## Exercise aim
Among the entries below, which lines include the string "клипа"? Show each one.

<<<<

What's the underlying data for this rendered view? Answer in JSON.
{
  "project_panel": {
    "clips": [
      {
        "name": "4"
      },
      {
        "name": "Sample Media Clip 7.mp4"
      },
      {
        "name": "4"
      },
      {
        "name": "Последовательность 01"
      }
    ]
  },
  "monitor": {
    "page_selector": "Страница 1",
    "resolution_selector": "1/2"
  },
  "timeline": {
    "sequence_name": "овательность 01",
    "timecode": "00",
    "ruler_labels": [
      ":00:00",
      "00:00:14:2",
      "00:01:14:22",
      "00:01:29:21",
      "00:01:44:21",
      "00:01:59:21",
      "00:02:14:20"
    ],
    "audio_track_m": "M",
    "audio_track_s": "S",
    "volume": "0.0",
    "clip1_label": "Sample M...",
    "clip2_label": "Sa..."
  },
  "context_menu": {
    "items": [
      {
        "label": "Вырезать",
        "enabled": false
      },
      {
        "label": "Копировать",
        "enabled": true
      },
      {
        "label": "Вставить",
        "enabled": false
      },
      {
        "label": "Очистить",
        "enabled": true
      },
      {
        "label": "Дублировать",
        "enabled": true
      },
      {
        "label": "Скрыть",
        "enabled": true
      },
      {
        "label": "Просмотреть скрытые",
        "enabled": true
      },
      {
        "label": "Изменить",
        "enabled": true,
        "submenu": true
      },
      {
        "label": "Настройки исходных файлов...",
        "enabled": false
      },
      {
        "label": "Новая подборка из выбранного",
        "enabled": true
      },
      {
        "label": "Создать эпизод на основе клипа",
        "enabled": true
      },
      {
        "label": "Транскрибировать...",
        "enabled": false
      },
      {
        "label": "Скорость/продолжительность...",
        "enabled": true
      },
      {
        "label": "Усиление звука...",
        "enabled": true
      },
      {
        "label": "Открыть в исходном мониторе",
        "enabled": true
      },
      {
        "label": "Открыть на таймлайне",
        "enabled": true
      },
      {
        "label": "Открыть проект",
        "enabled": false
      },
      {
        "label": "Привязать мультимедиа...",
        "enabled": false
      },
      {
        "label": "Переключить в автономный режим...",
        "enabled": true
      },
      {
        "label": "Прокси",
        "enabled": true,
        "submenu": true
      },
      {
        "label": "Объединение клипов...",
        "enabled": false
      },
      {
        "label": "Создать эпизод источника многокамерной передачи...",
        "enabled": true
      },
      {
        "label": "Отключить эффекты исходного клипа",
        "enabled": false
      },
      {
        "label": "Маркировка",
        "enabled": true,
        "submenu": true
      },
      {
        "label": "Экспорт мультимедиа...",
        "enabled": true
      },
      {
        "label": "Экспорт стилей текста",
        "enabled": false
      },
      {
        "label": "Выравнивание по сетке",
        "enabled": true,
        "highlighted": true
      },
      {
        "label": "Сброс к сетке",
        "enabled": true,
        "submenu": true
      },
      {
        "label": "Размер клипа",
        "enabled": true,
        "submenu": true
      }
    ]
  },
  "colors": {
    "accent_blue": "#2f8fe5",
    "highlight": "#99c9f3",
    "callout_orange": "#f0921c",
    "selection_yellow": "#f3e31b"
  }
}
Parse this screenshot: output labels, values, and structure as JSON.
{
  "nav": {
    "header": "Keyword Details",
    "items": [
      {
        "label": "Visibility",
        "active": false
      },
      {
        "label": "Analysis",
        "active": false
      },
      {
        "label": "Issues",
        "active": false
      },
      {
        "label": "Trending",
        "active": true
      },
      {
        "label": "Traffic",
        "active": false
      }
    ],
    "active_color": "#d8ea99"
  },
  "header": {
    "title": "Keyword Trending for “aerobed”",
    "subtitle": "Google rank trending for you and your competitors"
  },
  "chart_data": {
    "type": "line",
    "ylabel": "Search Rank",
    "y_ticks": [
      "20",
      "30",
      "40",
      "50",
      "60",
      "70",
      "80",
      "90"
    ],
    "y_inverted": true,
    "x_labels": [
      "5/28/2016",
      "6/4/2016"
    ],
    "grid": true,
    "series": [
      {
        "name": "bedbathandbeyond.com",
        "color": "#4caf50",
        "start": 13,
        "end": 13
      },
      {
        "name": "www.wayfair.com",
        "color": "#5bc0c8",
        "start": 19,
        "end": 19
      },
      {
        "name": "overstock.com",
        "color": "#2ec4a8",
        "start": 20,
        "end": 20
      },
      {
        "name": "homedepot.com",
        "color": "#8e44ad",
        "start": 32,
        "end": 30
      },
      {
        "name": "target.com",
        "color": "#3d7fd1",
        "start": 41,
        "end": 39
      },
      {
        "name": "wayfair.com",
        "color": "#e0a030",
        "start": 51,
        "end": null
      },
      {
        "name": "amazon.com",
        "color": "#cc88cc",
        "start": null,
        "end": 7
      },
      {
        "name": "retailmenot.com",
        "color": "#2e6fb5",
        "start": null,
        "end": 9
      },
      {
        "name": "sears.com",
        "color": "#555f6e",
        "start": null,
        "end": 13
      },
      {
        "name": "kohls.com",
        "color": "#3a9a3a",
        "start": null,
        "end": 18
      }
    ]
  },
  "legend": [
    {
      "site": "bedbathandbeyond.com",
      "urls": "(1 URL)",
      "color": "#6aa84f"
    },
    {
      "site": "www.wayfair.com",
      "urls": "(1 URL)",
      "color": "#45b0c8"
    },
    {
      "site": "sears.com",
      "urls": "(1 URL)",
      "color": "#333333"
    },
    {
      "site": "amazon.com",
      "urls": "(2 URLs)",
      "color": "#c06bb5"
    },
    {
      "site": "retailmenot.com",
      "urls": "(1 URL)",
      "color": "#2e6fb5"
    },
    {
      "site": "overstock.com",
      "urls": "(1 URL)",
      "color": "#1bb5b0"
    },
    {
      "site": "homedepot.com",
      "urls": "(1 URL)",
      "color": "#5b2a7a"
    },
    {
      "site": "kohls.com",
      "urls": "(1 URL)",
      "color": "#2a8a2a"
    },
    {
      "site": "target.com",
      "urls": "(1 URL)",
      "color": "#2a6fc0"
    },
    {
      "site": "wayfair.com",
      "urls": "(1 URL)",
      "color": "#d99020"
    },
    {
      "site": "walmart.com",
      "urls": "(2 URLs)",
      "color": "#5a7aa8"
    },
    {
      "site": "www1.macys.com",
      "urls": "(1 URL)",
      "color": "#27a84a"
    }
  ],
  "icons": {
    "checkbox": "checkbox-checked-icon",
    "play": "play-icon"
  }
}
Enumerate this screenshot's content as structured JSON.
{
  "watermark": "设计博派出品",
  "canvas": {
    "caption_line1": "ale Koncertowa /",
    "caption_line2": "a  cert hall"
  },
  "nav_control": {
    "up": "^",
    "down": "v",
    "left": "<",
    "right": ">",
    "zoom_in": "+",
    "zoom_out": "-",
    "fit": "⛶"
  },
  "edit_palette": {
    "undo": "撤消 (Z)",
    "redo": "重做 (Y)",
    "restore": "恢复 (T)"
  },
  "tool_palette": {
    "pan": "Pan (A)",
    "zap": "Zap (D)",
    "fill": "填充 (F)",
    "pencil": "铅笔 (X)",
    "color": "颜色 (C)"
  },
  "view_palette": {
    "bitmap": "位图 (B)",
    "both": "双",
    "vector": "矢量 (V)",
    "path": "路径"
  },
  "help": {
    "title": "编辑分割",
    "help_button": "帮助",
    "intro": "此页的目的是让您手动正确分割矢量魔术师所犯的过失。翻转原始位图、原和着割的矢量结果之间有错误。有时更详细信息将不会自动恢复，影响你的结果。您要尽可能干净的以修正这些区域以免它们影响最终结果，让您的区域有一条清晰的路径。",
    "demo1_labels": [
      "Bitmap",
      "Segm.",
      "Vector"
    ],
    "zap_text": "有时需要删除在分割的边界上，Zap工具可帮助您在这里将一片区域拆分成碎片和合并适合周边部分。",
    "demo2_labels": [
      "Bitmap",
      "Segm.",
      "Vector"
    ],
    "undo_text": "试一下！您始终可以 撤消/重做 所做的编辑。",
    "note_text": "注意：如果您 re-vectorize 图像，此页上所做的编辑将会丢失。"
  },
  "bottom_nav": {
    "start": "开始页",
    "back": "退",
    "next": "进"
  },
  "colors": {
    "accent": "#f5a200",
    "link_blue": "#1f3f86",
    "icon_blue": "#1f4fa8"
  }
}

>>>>

## Exercise response
        "label": "Создать эпизод на основе клипа",
        "label": "Отключить эффекты исходного клипа",
        "label": "Размер клипа",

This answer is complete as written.